    Putting yourself outside you own comfort zone can only broaden your perspective. It forces you to be objective about the subjects you are discovering which strengthens your approach to your comfort zone.

    If more people took the time to explore what they don't understand, we would all understand each other a little better. Well done.

  • Kimberley McClain

    I really enjoyed reading this and as an avid "article skimmer" I forced myself to do what I usually don't.. slow down and read the whole thing word for word. There is really something wonderful about pushing yourself into reasonably uncomfortable situations.

  • JW

    Well said all around. Would like to add that sometimes it's not the organization that devalues "inspiration breaks" or whatever...some days it feels like there are so many reasons to stay put at the desk and "get something done"....haha. The fallacy -- and irony -- of that is so obvious.

    One never does know how, where or when the creative nudge will occur...but it's unlikely to be found whilst buried in a spreadsheet. Just saying.

  • Danwrit

    This article is an involuntary but, IMHO, perfect explanation of why many true artists--who live day to day, minute by minute, in that world the author had to make such an effort to delve into--absolutely despise advertising "creatives."

  • Shilpi

    I also recommend the book "A Whole New Mind" by Daniel Pink.  It's an incredibly insightful book on right-brain thinking.  He names the aforementioned ideas in this article and more!  I'll probably be writing a blog post about him later.

  • Lauri Aloi

    Really nice piece. A wise man, one Guy Barnett of the Brooklyn Bros. in NYC, once gave me some great feedback on a writing project. He said, 'Lauri, the harder it is for you to write it, the more uncomfortable it makes you feel, the more interesting it will be to other people who are reading it.' I think he's right and so is Gina ... creatively and in life, make a conscious effort to try the route outside your comfort zone. LA

  • JT

    One way I've found to be helpful in discourse is to refrain from using any adjectives that describe a person. Idiot. Brain-dead. Christard. Fag. Socialist. Moron. Bigot. When these words are eliminated from the discussion, it helps to focus the conversation on topic, not on the individual.

  • jheuristic

    This works well in other areas. Take fitness for example. Too many have the same boring, ineffective gym regime. For optimal outcomes, try different stuff. It will be painful and might hurt a little. Use different machines, take a class, swim, etc.
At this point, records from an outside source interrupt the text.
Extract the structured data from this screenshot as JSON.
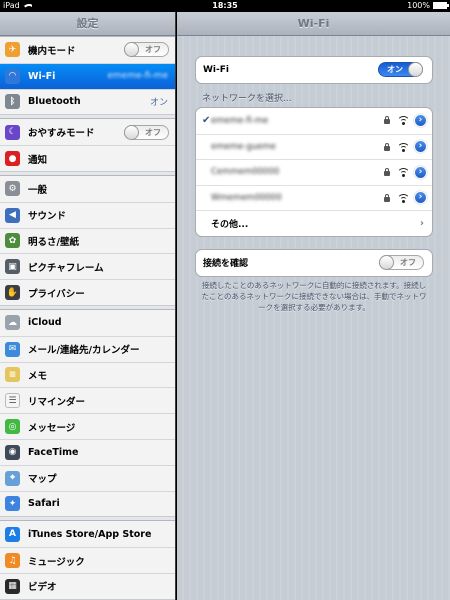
{
  "status_bar": {
    "carrier": "iPad",
    "time": "18:35",
    "battery": "100%"
  },
  "sidebar": {
    "title": "設定",
    "groups": [
      [
        {
          "name": "airplane",
          "label": "機内モード",
          "icon": "airplane-icon",
          "color": "#f0a030",
          "control": "switch-off",
          "switch_label": "オフ"
        },
        {
          "name": "wifi",
          "label": "Wi-Fi",
          "icon": "wifi-icon",
          "color": "#2f77d8",
          "value": "ememe-fi-me",
          "selected": true
        },
        {
          "name": "bluetooth",
          "label": "Bluetooth",
          "icon": "bluetooth-icon",
          "color": "#7f8790",
          "value": "オン"
        }
      ],
      [
        {
          "name": "do-not-disturb",
          "label": "おやすみモード",
          "icon": "moon-icon",
          "color": "#6a46c9",
          "control": "switch-off",
          "switch_label": "オフ"
        },
        {
          "name": "notifications",
          "label": "通知",
          "icon": "notifications-icon",
          "color": "#d92121"
        }
      ],
      [
        {
          "name": "general",
          "label": "一般",
          "icon": "gear-icon",
          "color": "#8a8f97"
        },
        {
          "name": "sounds",
          "label": "サウンド",
          "icon": "speaker-icon",
          "color": "#3e6fbd"
        },
        {
          "name": "brightness",
          "label": "明るさ/壁紙",
          "icon": "flower-icon",
          "color": "#4c8c3a"
        },
        {
          "name": "picture-frame",
          "label": "ピクチャフレーム",
          "icon": "picture-frame-icon",
          "color": "#555d67"
        },
        {
          "name": "privacy",
          "label": "プライバシー",
          "icon": "hand-icon",
          "color": "#3b3f45"
        }
      ],
      [
        {
          "name": "icloud",
          "label": "iCloud",
          "icon": "cloud-icon",
          "color": "#9aa2ac"
        },
        {
          "name": "mail",
          "label": "メール/連絡先/カレンダー",
          "icon": "mail-icon",
          "color": "#3c8ad9"
        },
        {
          "name": "notes",
          "label": "メモ",
          "icon": "notes-icon",
          "color": "#e5c65c"
        },
        {
          "name": "reminders",
          "label": "リマインダー",
          "icon": "list-icon",
          "color": "#f5f5f5"
        },
        {
          "name": "messages",
          "label": "メッセージ",
          "icon": "message-icon",
          "color": "#43b843"
        },
        {
          "name": "facetime",
          "label": "FaceTime",
          "icon": "camera-icon",
          "color": "#3e4a58"
        },
        {
          "name": "maps",
          "label": "マップ",
          "icon": "map-icon",
          "color": "#67a0d6"
        },
        {
          "name": "safari",
          "label": "Safari",
          "icon": "compass-icon",
          "color": "#3c84e0"
        }
      ],
      [
        {
          "name": "itunes",
          "label": "iTunes Store/App Store",
          "icon": "app-store-icon",
          "color": "#1d7ee8"
        },
        {
          "name": "music",
          "label": "ミュージック",
          "icon": "music-icon",
          "color": "#f08a24"
        },
        {
          "name": "videos",
          "label": "ビデオ",
          "icon": "film-icon",
          "color": "#2a2a2a"
        }
      ]
    ]
  },
  "main": {
    "title": "Wi-Fi",
    "wifi_row": {
      "label": "Wi-Fi",
      "switch_label": "オン"
    },
    "network_header": "ネットワークを選択...",
    "networks": [
      {
        "name": "ememe-fi-me",
        "connected": true
      },
      {
        "name": "ememe-gueme",
        "connected": false
      },
      {
        "name": "Cemmem00000",
        "connected": false
      },
      {
        "name": "Wmemem00000",
        "connected": false
      }
    ],
    "other_label": "その他...",
    "ask_row": {
      "label": "接続を確認",
      "switch_label": "オフ"
    },
    "footnote": "接続したことのあるネットワークに自動的に接続されます。接続したことのあるネットワークに接続できない場合は、手動でネットワークを選択する必要があります。"
  }
}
Just remember to focus on the three keys: strength, flexibility and cardio.  

    Sadly, your scornful, snide remark of 'The Faithful' being intolerant is dumb, counter-productive and not factual. Your dopey Manhattan bias ruins your otherwise fine article. 

    Sorry, Gina, the fact is the largest populations of the hyper-intolerant inhabit the left-wing, progressive precincts. 

    By in large, in the West, 'The Faithful' are tolerant by definition, by faith, and by spirituality. (There are grave exceptions, particularly w/Islam.) The angry, militant left detest religious morality, beliefs and culture WITHOUT any understanding or even attempts at understanding.

    Quite frankly, the left and progressives should take your advice and engage Faith communities to 'explore the uncomfortable.' In short, "Doctor, heal thyself."      

  • Duh

     Its okay, soon religious fervor will be illegal and we can finally lynch the rest of you bastards. Ah Peace at last.

  • JW

     Talk about reading in(to) between the lines. Hmm..seems there is some dopey, Western (?) bias ruining your points. I'm not seeing an overwhelming thread of bias in Ms. Sclafani's piece. And which data-points back up your "fact" about "the largest populations of hyper-intolerant"? IMHO both left and right can use some healing.

  • EducatedNYC

    May I recommend a liberal arts education? It's wonderful. Teaches you how to live with an open mind for your entire life—not just from 9am–Noon Thursdays! #theperilsofartsschooleducation

  • Nadine B. Hack

    So great.  I regularly advise clients - and also executive education participants now that I'm Executive-in-Residence at IMD Business School - to schedule time for themselves just to reflect.